▶ _Records shown_

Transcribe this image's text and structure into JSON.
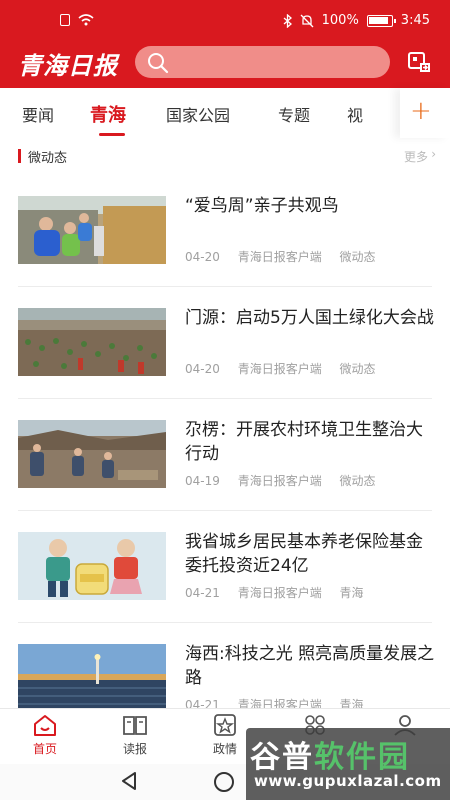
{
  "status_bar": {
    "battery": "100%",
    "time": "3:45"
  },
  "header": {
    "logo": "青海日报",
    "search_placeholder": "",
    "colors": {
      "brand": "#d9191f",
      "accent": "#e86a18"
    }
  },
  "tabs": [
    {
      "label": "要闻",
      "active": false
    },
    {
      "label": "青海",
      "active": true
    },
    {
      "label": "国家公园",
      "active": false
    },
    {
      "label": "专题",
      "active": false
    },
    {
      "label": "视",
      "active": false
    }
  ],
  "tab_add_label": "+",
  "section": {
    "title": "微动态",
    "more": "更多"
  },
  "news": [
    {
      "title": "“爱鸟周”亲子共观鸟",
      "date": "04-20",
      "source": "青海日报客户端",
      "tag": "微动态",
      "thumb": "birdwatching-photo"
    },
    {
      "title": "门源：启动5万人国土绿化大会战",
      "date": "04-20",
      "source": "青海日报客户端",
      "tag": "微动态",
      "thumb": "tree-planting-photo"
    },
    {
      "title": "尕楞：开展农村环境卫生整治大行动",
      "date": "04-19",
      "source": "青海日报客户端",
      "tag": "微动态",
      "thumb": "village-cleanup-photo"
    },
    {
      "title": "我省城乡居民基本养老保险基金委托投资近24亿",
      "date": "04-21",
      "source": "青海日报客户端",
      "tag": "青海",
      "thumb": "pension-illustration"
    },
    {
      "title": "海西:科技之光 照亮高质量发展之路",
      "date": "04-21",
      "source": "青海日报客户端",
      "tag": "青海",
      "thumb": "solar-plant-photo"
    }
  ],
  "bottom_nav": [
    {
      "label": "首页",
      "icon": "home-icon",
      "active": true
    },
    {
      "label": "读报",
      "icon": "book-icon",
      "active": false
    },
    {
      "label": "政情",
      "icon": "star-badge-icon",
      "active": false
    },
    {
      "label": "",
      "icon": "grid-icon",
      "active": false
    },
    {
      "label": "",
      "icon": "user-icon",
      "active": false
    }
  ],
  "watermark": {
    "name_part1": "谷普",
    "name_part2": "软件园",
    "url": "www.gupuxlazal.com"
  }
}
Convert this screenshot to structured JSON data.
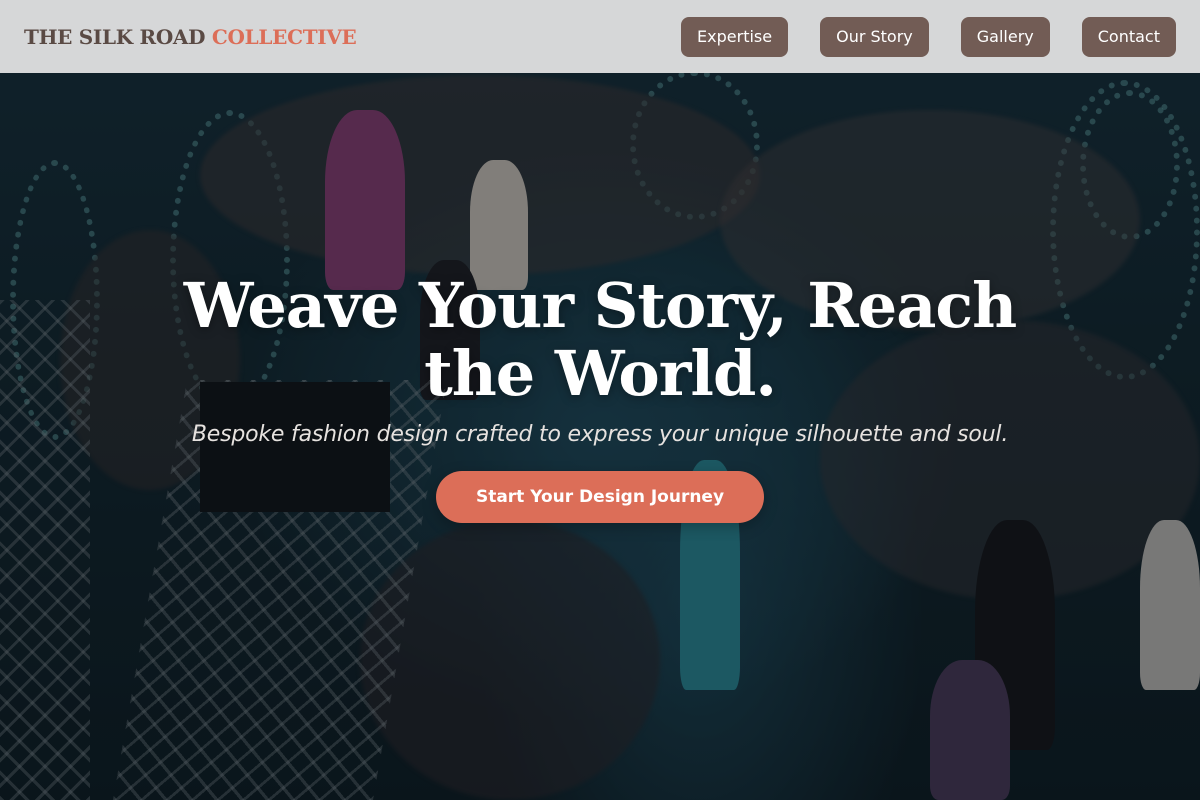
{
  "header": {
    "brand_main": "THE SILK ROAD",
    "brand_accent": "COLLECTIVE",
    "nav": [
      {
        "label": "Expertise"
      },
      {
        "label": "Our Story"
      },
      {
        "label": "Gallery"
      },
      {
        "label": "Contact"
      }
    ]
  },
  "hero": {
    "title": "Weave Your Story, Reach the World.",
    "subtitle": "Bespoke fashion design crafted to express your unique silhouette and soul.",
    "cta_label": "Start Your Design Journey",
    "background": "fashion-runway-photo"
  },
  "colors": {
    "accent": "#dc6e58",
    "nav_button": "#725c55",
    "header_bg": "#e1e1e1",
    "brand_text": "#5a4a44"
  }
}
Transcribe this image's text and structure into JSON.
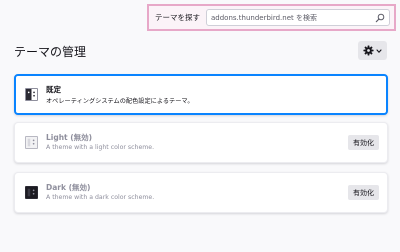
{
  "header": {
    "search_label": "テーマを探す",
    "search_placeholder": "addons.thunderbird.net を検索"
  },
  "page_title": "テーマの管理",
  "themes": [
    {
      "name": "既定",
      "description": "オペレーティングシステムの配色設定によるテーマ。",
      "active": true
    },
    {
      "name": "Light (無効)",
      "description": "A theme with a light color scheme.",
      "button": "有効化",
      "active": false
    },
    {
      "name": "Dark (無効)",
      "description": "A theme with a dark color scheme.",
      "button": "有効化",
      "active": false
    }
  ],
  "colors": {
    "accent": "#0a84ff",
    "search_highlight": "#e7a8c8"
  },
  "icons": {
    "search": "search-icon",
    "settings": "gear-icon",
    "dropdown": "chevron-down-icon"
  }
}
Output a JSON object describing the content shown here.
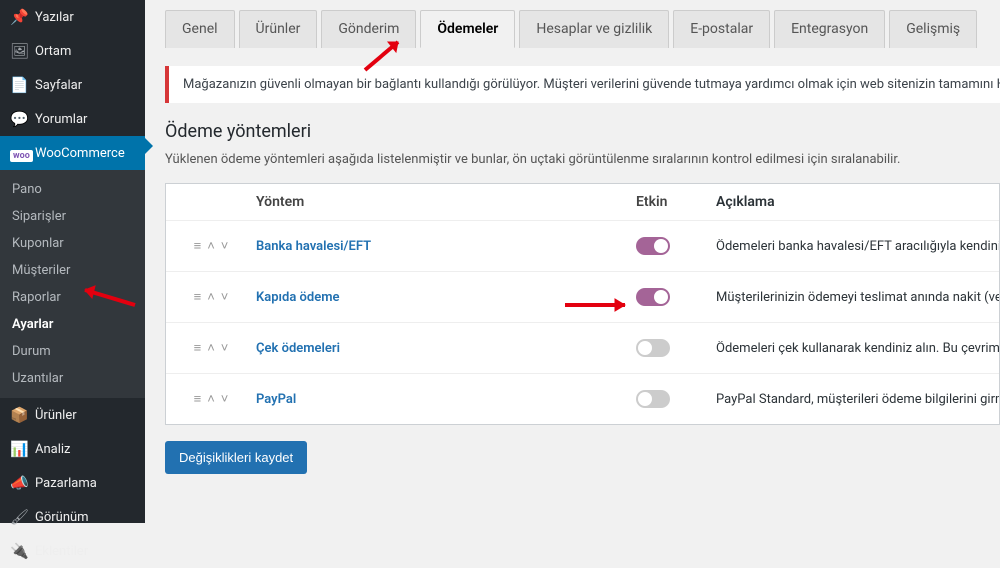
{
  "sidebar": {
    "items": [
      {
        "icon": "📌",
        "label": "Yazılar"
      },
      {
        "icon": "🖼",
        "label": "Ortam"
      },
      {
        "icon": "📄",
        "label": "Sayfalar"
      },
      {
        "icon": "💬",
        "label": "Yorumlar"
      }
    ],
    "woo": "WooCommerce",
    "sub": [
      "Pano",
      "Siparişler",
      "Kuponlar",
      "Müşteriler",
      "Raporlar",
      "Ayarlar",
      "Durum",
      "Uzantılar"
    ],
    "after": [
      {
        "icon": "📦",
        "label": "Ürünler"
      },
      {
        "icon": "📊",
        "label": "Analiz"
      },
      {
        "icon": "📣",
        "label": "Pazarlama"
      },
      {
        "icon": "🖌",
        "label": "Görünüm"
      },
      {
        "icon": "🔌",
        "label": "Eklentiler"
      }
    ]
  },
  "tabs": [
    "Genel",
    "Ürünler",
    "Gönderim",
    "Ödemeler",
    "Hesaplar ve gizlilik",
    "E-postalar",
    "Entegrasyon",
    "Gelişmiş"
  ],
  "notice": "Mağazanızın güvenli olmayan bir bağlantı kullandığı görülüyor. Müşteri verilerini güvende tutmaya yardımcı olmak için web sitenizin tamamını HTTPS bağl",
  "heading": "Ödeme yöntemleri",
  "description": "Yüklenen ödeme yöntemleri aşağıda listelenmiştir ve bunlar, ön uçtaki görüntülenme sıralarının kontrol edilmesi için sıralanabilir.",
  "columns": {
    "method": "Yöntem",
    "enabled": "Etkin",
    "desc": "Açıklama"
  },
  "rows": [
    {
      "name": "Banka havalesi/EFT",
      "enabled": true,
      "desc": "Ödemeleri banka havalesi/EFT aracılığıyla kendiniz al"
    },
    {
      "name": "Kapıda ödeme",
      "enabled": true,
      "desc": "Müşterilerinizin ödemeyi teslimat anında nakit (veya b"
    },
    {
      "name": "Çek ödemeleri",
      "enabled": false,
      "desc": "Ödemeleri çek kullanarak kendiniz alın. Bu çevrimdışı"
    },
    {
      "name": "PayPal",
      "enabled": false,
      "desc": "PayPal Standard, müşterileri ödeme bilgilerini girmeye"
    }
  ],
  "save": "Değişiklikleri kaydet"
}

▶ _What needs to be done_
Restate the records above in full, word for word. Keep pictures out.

▶ _Output_
Transcribe this image's text and structure into JSON.
{
  "status_bar": {
    "battery": "100%",
    "time": "3:45"
  },
  "header": {
    "logo": "青海日报",
    "search_placeholder": "",
    "colors": {
      "brand": "#d9191f",
      "accent": "#e86a18"
    }
  },
  "tabs": [
    {
      "label": "要闻",
      "active": false
    },
    {
      "label": "青海",
      "active": true
    },
    {
      "label": "国家公园",
      "active": false
    },
    {
      "label": "专题",
      "active": false
    },
    {
      "label": "视",
      "active": false
    }
  ],
  "tab_add_label": "+",
  "section": {
    "title": "微动态",
    "more": "更多"
  },
  "news": [
    {
      "title": "“爱鸟周”亲子共观鸟",
      "date": "04-20",
      "source": "青海日报客户端",
      "tag": "微动态",
      "thumb": "birdwatching-photo"
    },
    {
      "title": "门源：启动5万人国土绿化大会战",
      "date": "04-20",
      "source": "青海日报客户端",
      "tag": "微动态",
      "thumb": "tree-planting-photo"
    },
    {
      "title": "尕楞：开展农村环境卫生整治大行动",
      "date": "04-19",
      "source": "青海日报客户端",
      "tag": "微动态",
      "thumb": "village-cleanup-photo"
    },
    {
      "title": "我省城乡居民基本养老保险基金委托投资近24亿",
      "date": "04-21",
      "source": "青海日报客户端",
      "tag": "青海",
      "thumb": "pension-illustration"
    },
    {
      "title": "海西:科技之光 照亮高质量发展之路",
      "date": "04-21",
      "source": "青海日报客户端",
      "tag": "青海",
      "thumb": "solar-plant-photo"
    }
  ],
  "bottom_nav": [
    {
      "label": "首页",
      "icon": "home-icon",
      "active": true
    },
    {
      "label": "读报",
      "icon": "book-icon",
      "active": false
    },
    {
      "label": "政情",
      "icon": "star-badge-icon",
      "active": false
    },
    {
      "label": "",
      "icon": "grid-icon",
      "active": false
    },
    {
      "label": "",
      "icon": "user-icon",
      "active": false
    }
  ],
  "watermark": {
    "name_part1": "谷普",
    "name_part2": "软件园",
    "url": "www.gupuxlazal.com"
  }
}
Convert this screenshot to structured JSON data.
{
  "header": {
    "brand_main": "THE SILK ROAD",
    "brand_accent": "COLLECTIVE",
    "nav": [
      {
        "label": "Expertise"
      },
      {
        "label": "Our Story"
      },
      {
        "label": "Gallery"
      },
      {
        "label": "Contact"
      }
    ]
  },
  "hero": {
    "title": "Weave Your Story, Reach the World.",
    "subtitle": "Bespoke fashion design crafted to express your unique silhouette and soul.",
    "cta_label": "Start Your Design Journey",
    "background": "fashion-runway-photo"
  },
  "colors": {
    "accent": "#dc6e58",
    "nav_button": "#725c55",
    "header_bg": "#e1e1e1",
    "brand_text": "#5a4a44"
  }
}
Transcribe this image's text and structure into JSON.
{
  "header": {
    "search_label": "テーマを探す",
    "search_placeholder": "addons.thunderbird.net を検索"
  },
  "page_title": "テーマの管理",
  "themes": [
    {
      "name": "既定",
      "description": "オペレーティングシステムの配色設定によるテーマ。",
      "active": true
    },
    {
      "name": "Light (無効)",
      "description": "A theme with a light color scheme.",
      "button": "有効化",
      "active": false
    },
    {
      "name": "Dark (無効)",
      "description": "A theme with a dark color scheme.",
      "button": "有効化",
      "active": false
    }
  ],
  "colors": {
    "accent": "#0a84ff",
    "search_highlight": "#e7a8c8"
  },
  "icons": {
    "search": "search-icon",
    "settings": "gear-icon",
    "dropdown": "chevron-down-icon"
  }
}
Output a JSON object describing the content shown here.
{
  "sidebar": {
    "items": [
      {
        "icon": "📌",
        "label": "Yazılar"
      },
      {
        "icon": "🖼",
        "label": "Ortam"
      },
      {
        "icon": "📄",
        "label": "Sayfalar"
      },
      {
        "icon": "💬",
        "label": "Yorumlar"
      }
    ],
    "woo": "WooCommerce",
    "sub": [
      "Pano",
      "Siparişler",
      "Kuponlar",
      "Müşteriler",
      "Raporlar",
      "Ayarlar",
      "Durum",
      "Uzantılar"
    ],
    "after": [
      {
        "icon": "📦",
        "label": "Ürünler"
      },
      {
        "icon": "📊",
        "label": "Analiz"
      },
      {
        "icon": "📣",
        "label": "Pazarlama"
      },
      {
        "icon": "🖌",
        "label": "Görünüm"
      },
      {
        "icon": "🔌",
        "label": "Eklentiler"
      }
    ]
  },
  "tabs": [
    "Genel",
    "Ürünler",
    "Gönderim",
    "Ödemeler",
    "Hesaplar ve gizlilik",
    "E-postalar",
    "Entegrasyon",
    "Gelişmiş"
  ],
  "notice": "Mağazanızın güvenli olmayan bir bağlantı kullandığı görülüyor. Müşteri verilerini güvende tutmaya yardımcı olmak için web sitenizin tamamını HTTPS bağl",
  "heading": "Ödeme yöntemleri",
  "description": "Yüklenen ödeme yöntemleri aşağıda listelenmiştir ve bunlar, ön uçtaki görüntülenme sıralarının kontrol edilmesi için sıralanabilir.",
  "columns": {
    "method": "Yöntem",
    "enabled": "Etkin",
    "desc": "Açıklama"
  },
  "rows": [
    {
      "name": "Banka havalesi/EFT",
      "enabled": true,
      "desc": "Ödemeleri banka havalesi/EFT aracılığıyla kendiniz al"
    },
    {
      "name": "Kapıda ödeme",
      "enabled": true,
      "desc": "Müşterilerinizin ödemeyi teslimat anında nakit (veya b"
    },
    {
      "name": "Çek ödemeleri",
      "enabled": false,
      "desc": "Ödemeleri çek kullanarak kendiniz alın. Bu çevrimdışı"
    },
    {
      "name": "PayPal",
      "enabled": false,
      "desc": "PayPal Standard, müşterileri ödeme bilgilerini girmeye"
    }
  ],
  "save": "Değişiklikleri kaydet"
}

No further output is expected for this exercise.